Directions for this task | Which lines of the records below contain the word "text"? Show each one.
*** Block opens ***
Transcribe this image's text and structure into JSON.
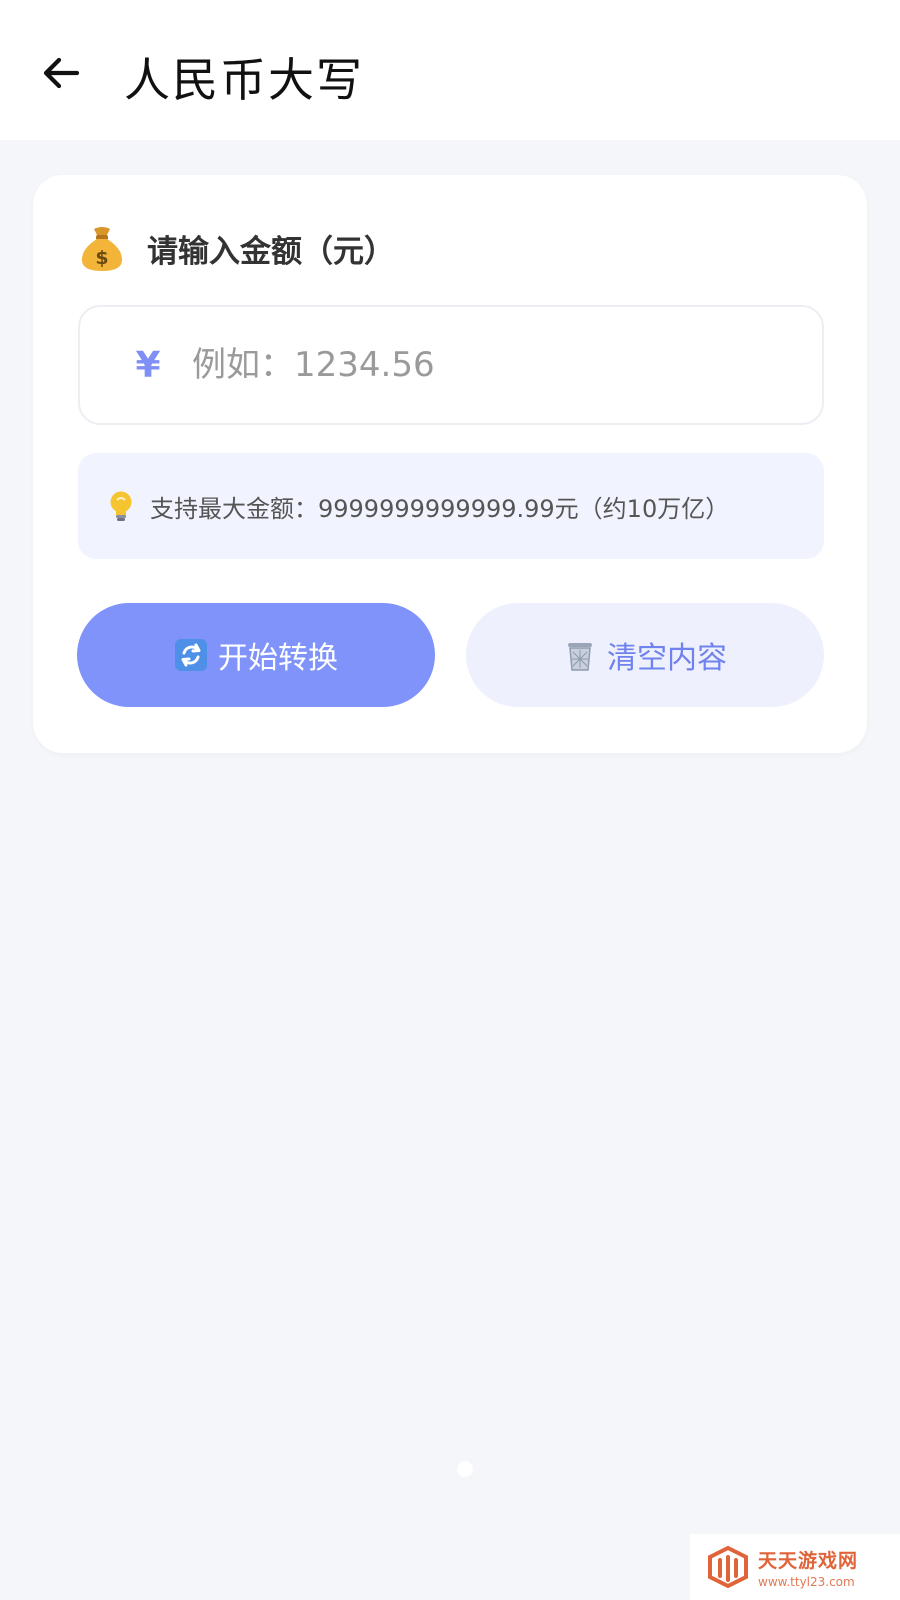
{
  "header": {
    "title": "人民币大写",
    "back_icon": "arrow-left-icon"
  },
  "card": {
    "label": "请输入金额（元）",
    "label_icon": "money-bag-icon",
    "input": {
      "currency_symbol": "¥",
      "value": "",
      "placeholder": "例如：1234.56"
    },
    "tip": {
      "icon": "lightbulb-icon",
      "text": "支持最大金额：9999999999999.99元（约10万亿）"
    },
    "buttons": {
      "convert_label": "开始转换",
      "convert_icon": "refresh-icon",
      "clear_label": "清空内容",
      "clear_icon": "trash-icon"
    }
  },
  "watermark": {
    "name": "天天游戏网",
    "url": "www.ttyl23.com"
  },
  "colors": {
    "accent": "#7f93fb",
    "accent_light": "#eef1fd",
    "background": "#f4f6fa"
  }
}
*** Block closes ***
Solution to this exercise |
Transcribe this image's text and structure into JSON.
      "text": "支持最大金额：9999999999999.99元（约10万亿）"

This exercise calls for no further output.